[Problem] Pull out each line of the records holding the string "Computer".

[Extracted information]
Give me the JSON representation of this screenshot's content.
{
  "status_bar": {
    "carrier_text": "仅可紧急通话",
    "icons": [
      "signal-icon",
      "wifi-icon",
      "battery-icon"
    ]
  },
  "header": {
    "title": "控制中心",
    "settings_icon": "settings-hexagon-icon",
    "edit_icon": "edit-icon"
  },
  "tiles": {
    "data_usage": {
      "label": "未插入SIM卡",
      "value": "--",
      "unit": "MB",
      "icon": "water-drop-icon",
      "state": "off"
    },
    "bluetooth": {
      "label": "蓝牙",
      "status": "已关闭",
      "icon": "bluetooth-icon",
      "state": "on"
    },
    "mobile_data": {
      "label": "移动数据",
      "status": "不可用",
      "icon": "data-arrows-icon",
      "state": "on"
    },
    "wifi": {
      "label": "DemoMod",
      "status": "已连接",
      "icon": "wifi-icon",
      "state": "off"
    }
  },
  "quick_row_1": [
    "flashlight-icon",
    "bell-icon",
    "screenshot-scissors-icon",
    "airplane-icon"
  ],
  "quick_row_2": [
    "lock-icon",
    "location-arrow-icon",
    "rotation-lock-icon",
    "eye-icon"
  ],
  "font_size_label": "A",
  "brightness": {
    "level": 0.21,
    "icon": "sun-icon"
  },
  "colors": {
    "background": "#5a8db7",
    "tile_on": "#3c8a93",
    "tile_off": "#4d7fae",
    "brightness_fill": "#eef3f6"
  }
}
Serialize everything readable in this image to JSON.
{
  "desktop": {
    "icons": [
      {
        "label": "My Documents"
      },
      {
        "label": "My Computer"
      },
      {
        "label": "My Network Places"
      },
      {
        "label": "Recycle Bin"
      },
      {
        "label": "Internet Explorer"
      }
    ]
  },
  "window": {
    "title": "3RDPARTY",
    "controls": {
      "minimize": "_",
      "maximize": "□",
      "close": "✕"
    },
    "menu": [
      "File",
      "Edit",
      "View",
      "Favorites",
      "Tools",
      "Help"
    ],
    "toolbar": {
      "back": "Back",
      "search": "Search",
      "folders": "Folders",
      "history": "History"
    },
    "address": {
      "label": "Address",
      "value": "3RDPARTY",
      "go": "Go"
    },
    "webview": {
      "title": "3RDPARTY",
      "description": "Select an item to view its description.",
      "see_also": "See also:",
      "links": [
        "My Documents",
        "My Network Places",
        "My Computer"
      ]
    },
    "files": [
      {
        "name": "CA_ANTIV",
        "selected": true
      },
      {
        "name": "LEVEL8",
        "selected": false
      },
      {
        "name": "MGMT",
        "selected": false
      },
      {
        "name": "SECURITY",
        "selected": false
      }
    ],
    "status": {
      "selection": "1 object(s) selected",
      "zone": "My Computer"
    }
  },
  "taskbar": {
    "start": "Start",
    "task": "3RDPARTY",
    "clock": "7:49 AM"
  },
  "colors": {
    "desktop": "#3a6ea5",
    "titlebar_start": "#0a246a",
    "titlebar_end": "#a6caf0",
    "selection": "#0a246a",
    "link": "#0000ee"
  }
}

[Answer area]
        "label": "My Computer"
        "My Computer"
      "zone": "My Computer"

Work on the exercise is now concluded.